(Information shown):
--
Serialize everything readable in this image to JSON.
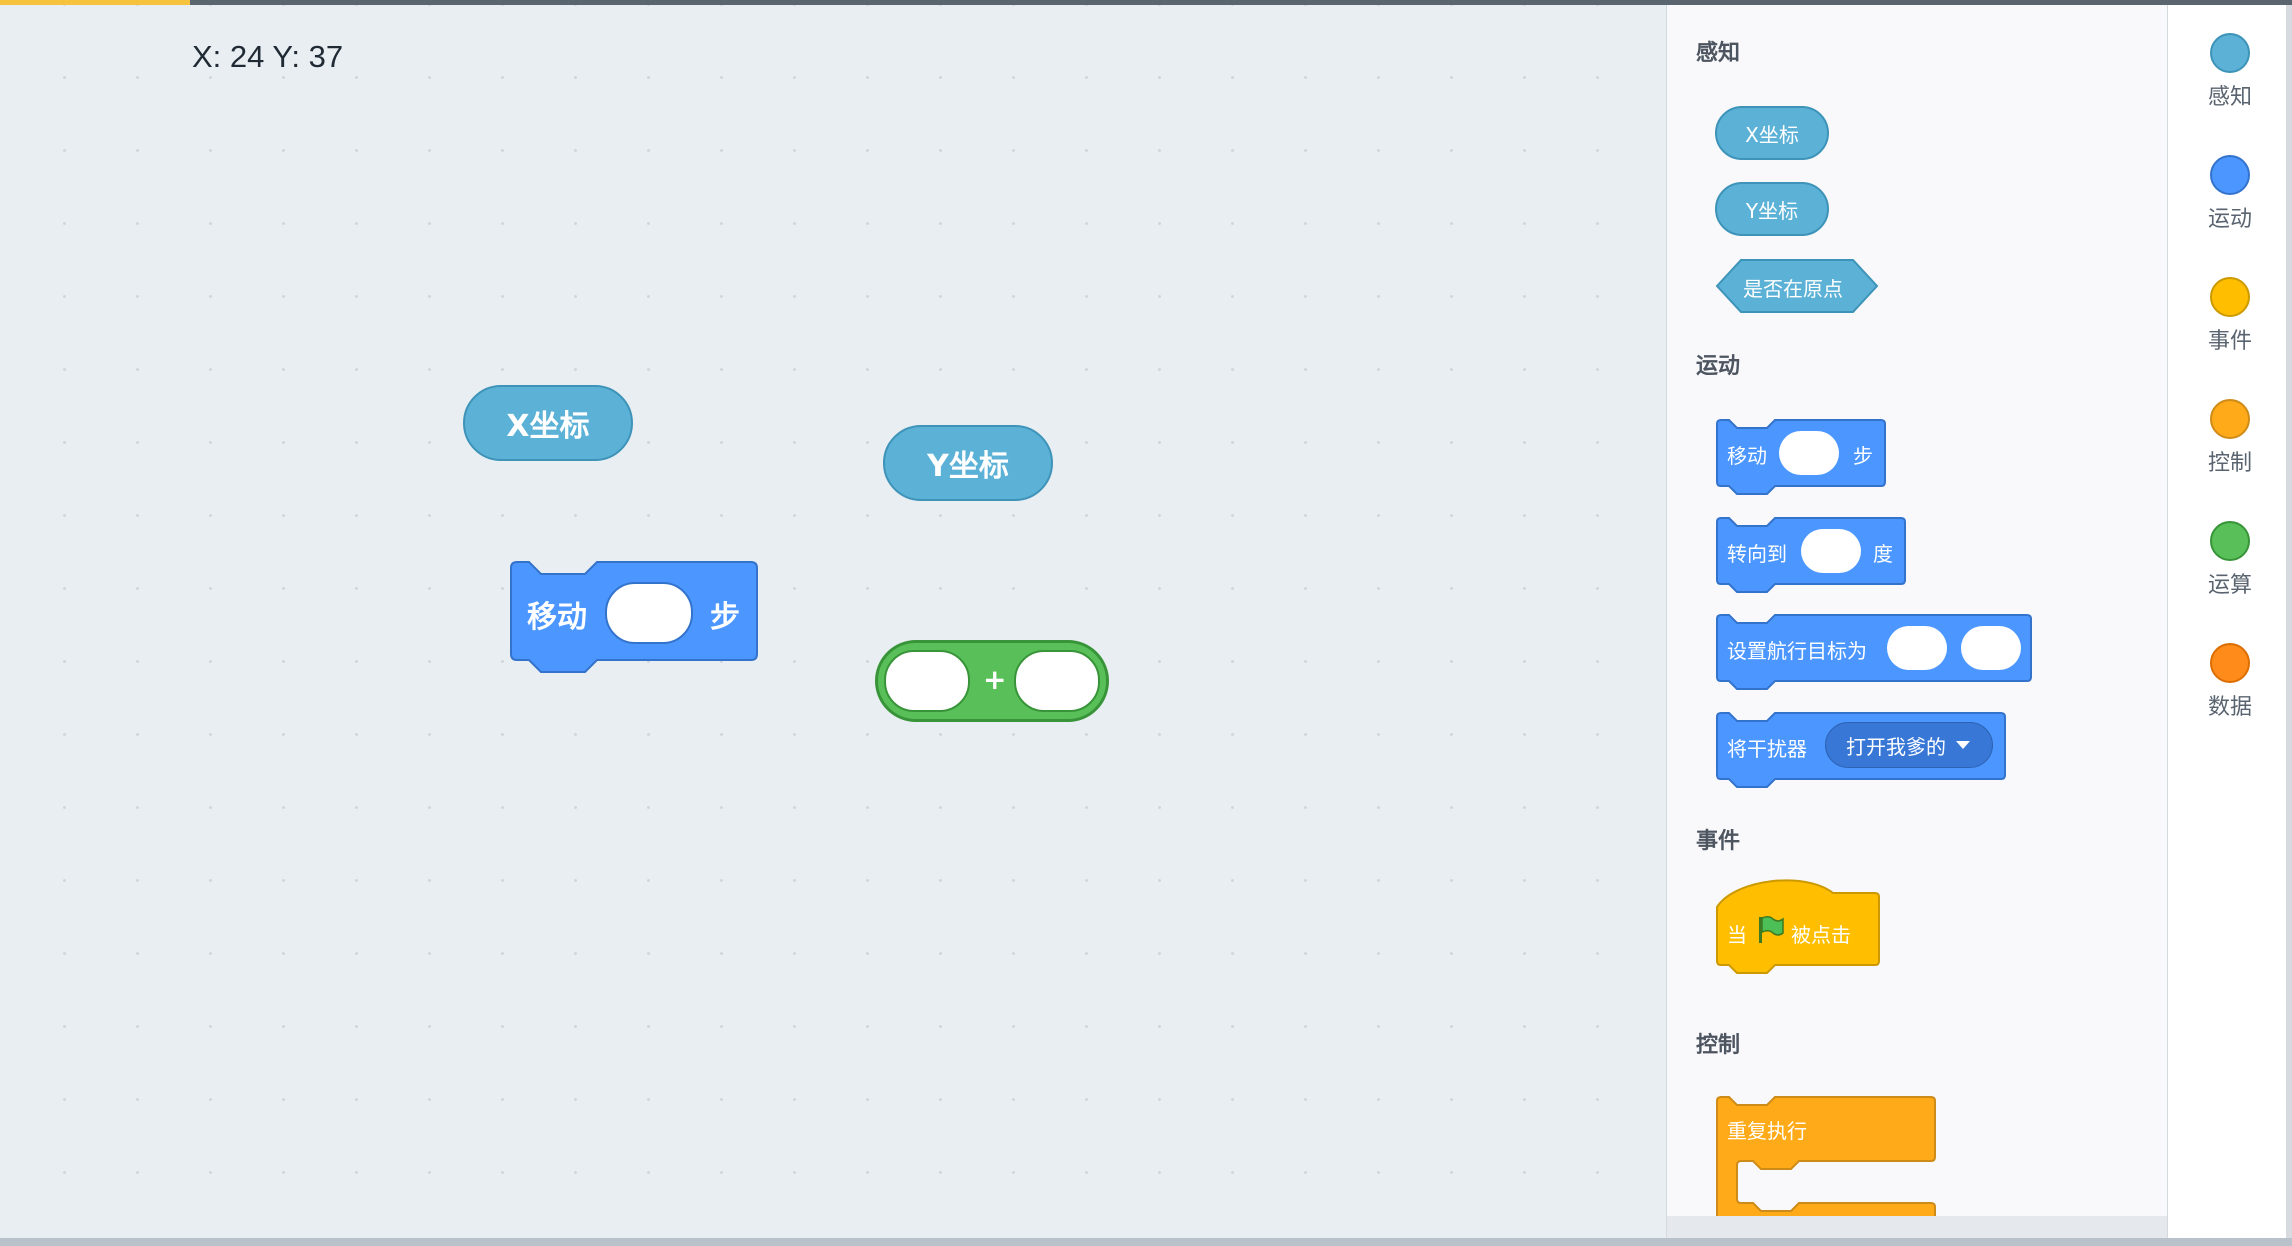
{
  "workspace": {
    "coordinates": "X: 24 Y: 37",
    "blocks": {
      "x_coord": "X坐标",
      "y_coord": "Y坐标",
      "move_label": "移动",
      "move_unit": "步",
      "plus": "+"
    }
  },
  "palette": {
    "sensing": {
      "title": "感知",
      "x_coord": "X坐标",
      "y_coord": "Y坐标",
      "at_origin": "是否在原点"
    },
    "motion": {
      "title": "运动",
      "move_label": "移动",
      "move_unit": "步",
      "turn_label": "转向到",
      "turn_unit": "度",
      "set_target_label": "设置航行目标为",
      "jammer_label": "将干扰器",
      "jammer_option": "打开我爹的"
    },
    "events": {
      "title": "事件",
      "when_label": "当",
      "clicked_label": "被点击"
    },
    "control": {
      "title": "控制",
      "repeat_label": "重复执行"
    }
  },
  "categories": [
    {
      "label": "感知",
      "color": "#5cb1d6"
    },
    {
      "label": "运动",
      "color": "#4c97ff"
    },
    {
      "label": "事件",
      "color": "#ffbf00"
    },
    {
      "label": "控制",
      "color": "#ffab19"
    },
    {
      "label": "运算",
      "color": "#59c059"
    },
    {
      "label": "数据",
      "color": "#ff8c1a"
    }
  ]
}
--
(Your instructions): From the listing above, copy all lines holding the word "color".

(Response to this exercise):
      "color": "#5cb1d6"
      "color": "#4c97ff"
      "color": "#ffbf00"
      "color": "#ffab19"
      "color": "#59c059"
      "color": "#ff8c1a"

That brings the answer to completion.